Bioethicist Josephine Johnston on Egg-Freezing
Australia’s first dedicated egg-freezing clinic opened late last year, promoting the procedure as an insurance policy against infertility. But does it represent hope, hype or heartbreak? Some call the egg freezing drive a feminist game-changer: just like the pill liberated baby boomers, egg-freezing could emancipate millennials. But it’s ringing alarm bells for critics, who claim the medical procedure is being sold as a misguided lifestyle choice to young women, offering hope with no guarantees of success. Marie Claire reports, and includes excerpts from an interview with New Zealand bioethicist and lawyer Dr Josephine Johnston.
“Are we talking about patients or are we talking about customers?” Johnston, who is based at The Hastings Center in New York, says, “It’s worrying that egg-freezing is being promoted at parties where alcohol is served. It’s so incredibly different from how you would usually counsel a patient about a medical procedure. It supports the claim that the procedure is being sold as a lifestyle choice.”
Cavalier marketing, Johnston continues, is likely to gloss over the often-harrowing and heartbreaking realities of egg-freezing. “You have to wonder, are the women at these parties aware that the procedure is a real medical experience with medical risks [such as infected or hyper-stimulated ovaries], and that it will lead to more medical experiences, such as IVF?”
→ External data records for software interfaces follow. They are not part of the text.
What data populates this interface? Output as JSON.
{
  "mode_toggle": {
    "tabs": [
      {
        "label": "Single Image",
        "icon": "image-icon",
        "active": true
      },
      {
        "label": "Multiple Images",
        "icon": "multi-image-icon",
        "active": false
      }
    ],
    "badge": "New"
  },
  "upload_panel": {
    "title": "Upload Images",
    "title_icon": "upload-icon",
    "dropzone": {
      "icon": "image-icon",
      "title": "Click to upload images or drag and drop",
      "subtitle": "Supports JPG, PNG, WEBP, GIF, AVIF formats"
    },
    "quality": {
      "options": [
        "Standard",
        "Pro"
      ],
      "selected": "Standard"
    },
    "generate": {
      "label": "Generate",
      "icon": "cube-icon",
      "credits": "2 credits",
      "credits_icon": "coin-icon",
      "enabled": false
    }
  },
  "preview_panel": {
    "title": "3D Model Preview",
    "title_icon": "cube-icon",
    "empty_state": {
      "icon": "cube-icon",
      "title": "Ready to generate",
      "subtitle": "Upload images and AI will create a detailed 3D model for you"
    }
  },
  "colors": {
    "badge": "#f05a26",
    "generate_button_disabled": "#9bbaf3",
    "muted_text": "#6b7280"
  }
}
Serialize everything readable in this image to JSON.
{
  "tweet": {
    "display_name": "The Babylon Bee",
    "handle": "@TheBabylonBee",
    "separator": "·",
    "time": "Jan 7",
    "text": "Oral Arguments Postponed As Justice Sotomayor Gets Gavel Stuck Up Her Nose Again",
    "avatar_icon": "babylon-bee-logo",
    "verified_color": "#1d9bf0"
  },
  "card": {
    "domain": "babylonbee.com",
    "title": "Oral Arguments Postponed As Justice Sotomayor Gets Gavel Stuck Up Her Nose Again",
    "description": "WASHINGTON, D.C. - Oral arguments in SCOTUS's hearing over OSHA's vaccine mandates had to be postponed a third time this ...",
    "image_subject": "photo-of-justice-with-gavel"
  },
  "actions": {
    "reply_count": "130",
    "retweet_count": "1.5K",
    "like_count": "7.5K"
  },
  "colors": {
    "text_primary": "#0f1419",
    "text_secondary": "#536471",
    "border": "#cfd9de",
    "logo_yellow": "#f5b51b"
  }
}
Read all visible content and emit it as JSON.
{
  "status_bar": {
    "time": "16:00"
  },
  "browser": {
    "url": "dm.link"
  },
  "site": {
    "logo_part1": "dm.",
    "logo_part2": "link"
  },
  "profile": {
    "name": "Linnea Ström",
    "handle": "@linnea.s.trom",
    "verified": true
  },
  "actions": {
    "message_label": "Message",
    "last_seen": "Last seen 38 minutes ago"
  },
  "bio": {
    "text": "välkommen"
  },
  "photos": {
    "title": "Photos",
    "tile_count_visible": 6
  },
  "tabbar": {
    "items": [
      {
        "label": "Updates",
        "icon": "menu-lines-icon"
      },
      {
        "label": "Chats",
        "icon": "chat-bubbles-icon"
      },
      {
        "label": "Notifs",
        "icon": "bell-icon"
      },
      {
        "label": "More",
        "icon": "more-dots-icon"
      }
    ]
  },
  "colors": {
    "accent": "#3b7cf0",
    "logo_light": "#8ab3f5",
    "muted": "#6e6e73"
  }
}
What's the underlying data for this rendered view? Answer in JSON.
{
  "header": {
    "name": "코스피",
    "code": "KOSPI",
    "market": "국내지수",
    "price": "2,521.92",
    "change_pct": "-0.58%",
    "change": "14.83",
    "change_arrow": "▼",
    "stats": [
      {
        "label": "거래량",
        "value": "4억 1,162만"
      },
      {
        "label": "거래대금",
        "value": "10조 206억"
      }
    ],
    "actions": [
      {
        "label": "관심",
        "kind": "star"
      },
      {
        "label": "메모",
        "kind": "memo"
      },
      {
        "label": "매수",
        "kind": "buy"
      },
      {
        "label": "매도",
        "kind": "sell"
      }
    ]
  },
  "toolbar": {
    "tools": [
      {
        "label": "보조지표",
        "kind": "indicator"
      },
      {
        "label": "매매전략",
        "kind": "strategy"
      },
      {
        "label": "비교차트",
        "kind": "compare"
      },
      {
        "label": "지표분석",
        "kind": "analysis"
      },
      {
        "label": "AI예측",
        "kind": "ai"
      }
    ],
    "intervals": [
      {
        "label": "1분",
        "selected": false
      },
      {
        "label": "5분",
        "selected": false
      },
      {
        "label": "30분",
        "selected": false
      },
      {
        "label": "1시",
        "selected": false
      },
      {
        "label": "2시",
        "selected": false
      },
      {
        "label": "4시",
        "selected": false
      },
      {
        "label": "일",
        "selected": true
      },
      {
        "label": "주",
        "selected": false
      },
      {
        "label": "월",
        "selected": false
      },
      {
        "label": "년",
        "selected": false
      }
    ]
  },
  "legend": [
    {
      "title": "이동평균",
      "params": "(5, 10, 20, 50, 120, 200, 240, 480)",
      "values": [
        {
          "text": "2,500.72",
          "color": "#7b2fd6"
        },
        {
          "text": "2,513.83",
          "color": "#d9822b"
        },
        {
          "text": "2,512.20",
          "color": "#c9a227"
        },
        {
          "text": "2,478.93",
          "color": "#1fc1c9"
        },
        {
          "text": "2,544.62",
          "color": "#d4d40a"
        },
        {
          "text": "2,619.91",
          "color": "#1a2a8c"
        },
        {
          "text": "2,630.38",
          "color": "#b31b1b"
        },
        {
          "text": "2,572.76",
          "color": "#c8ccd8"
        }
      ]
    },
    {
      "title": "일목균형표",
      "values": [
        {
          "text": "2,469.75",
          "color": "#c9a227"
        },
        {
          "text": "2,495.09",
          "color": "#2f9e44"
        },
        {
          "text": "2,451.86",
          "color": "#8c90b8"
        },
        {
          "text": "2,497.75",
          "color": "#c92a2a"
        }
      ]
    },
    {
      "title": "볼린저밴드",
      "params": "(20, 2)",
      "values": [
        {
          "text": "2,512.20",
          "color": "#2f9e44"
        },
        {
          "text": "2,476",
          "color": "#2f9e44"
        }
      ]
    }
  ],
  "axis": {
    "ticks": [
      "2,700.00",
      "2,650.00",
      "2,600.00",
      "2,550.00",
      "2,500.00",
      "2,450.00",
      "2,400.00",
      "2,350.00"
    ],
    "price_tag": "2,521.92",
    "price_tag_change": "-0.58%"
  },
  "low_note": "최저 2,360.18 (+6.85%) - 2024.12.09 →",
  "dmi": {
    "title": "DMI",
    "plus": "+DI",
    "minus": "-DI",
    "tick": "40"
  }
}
Corporate egg-freezing is a contentious issue. On the one hand, it’s a generous benefit for an individual, especially one faced with the possibility of a childless future – however critics warn it could encourage employees to work through their prime child-bearing years with no guarantee of later success. “Given our workplace structures, I can absolutely see why an individual would take it up,” Johnston says. “What makes me sad is that it’s a way of coping with a broken system, like a Band-Aid solution.”
Johnston also believes we need to look at the role men play in the fertility (or infertility) conversation. “Why is it that women might find themselves in their 30s without partners? What are the male/female dynamics contributing to [this]? We’re just ignoring the underlying pressures that lead to this situation, and reframing it like it’s an empowering choice,” she says. “I have an eight-year-old daughter and if she says to me in 20 years’ time that she thinks she needs to freeze her eggs, a part of me will feel like we failed, that we didn’t fix the issue that makes a woman feel she needs to do that – that it’s all on her.”
Johnston has a master’s degree in bioethics and health law from the University of Otago. She joined the staff of The Hastings Center as a research scholar in 2003 and became director of research in 2012. Prior to her roles at the Hastings Center, Johnston worked as a bioethics researcher at Dalhousie University and the University of Minnesota.
Original article by Kathryn Madden, Marie Claire, June 27, 2018.